Karsten Nohl and his team investigated the presence of security flaws in the SS7 system back in 2014.
In that occasion, Nohl and his colleagues were able to intercept data and geo-track every mobile user by exploiting a flaw in the SS7 signaling system.
In December 2014, a group of German researchers at the Chaos Communication Hacker Congress revealed the existence of serious security issues in the protocol used by a large number of carriers of mobile telephony. Despite the huge investment in security made by telco companies, the adoption of flawed protocols exposes customers to serious privacy and security risks.
“It’s like you secure the front door of the house, but the back door is wide open,” said Tobias Engel, one of the German researchers.
Figure 1 – Tobias Engel Slides presented at CCC Berlin
What does the network know about your location?
Tobias explained that the network knows the location of the cell tower that could be used to have a pretty good approximation of a user’s location. Despite the access to the information managed by operators is restricted to the technical operation of the network, voice calls, and short messages can be initiated to your phone number from almost anywhere in the global SS7 network.
Figure 2 – Tobias Engel Slides presented at CCC Berlin
Below the presentation made by the expert Tobias Engel:
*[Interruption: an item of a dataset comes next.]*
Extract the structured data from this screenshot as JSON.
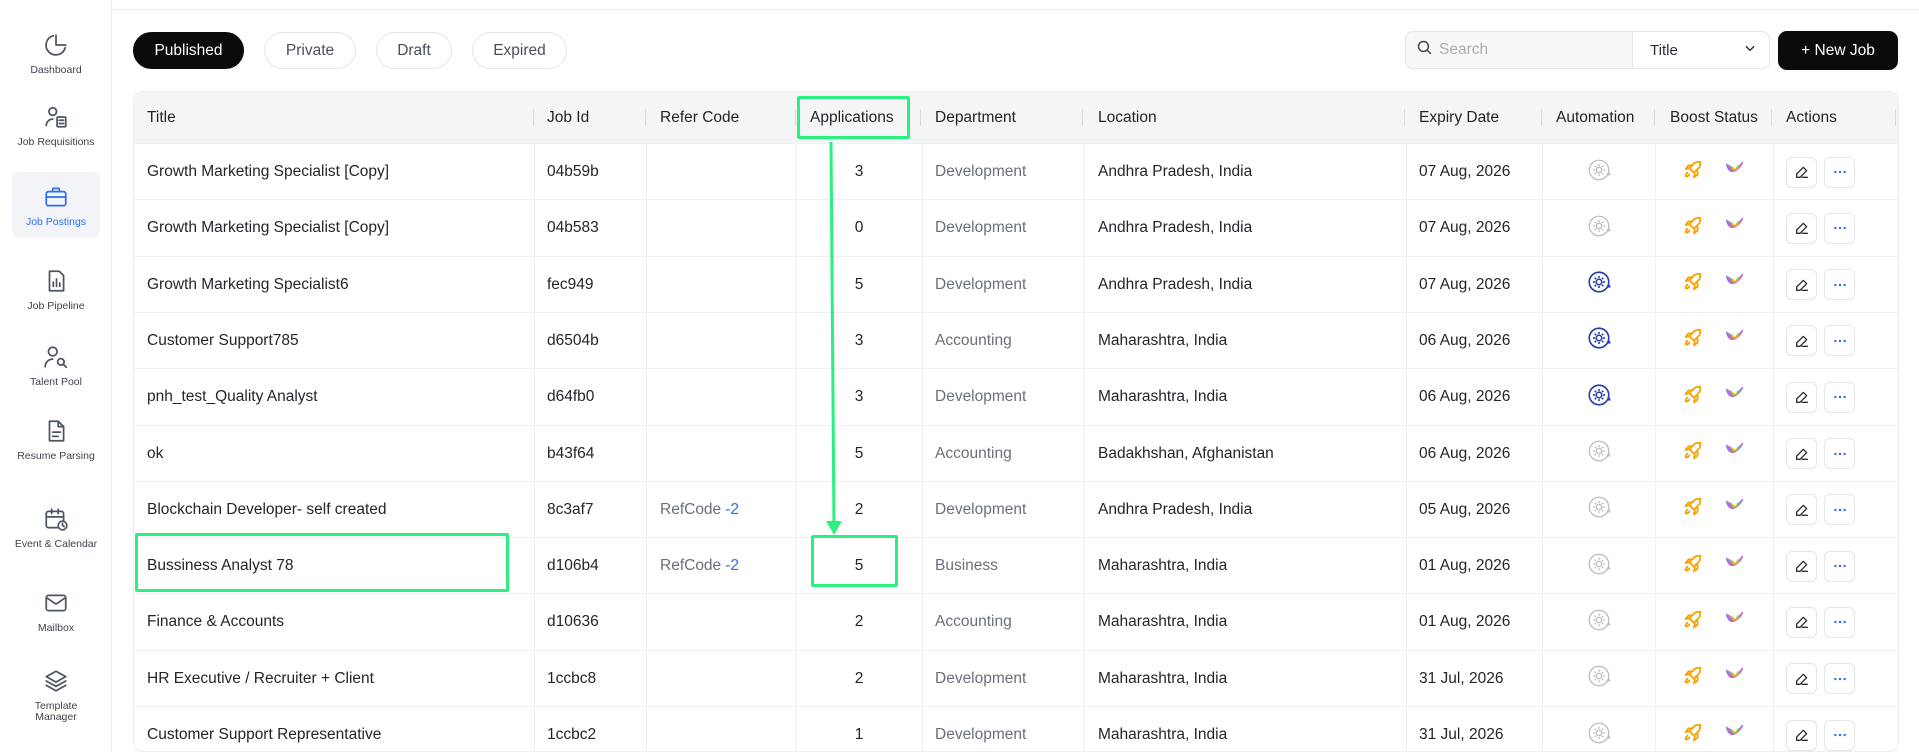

Attacks relying on these security issues already happened in the past, one of the major incidents was registered by the NKRZI (which is the National Commission for the State Regulation of Communications and Informatization in Ukraine) and involved Russian addresses back in April 2014.
The expert noticed that many Ukrainian mobile phone holders have been targeted by SS7 packets sent from Russia to track them and steal information from the mobile devices.
According to the security firm AdaptiveMobile who analyzed the case, a number of Ukrainian mobile subscribers “were affected by suspicious/custom SS7 packets from telecom network elements with Russian addresses over a three day period in April 2014. The packets were revealing the subscribers location and potentially the contents of their phone calls to be obtained.”
A series of SS7 packets were sent to the MTS Ukraine’s SS7 network that caused the modification of the control information stored in network switches for several MTS Ukraine mobile users. The effect was that one of the affected MTS used tried to call someone else, their call would be forwarded to a physical land line number in St. Petersburg, Russia allowing the interception of the communication.
“In the document, the investigation stated that the custom SS7 packets themselves came from links allocated to MTS Russia, the parent company of MTS Ukraine. The Ukrainian regulator then assigned responsibility for the nodes that generated the SS7 based on the origination addresses in the SS7 packets received. According to the report, some of the SS7 source addresses that originated the attack were assigned to MTS Russia, while others were assigned to Rostov Cellular Communications.” stated the AdaptiveMobile.
The incident was not isolated, other cases were observed in different countries, let’s consider for example that the same protocol is being used by major Australian providers, this means that Aussies data could be exposed to hackers. Names, addresses, bank account details and medical data stolen due to a security vulnerability that could give hackers the access to their mobile devices.
Another case was reported by the Guardian that revealed security tests conducted by an operator in Luxembourg took Norway’s largest network operator Norway offline for over three hours due to an “unexpected external SS7 event.”
A preliminary report issued by Telenor states the problem was caused by the reception of “unusual signaling” from another international operator into their networks. Software from Ericsson misinterpreted this very rare signaling messages stopping parts of mobile traffic up.
Ericsson identified how the misperception of signaling occurred and applied the necessary correction to fix the issue.
The reality is that old and insecure protocols could harm our privacy dramatically enlarging our surface of attack.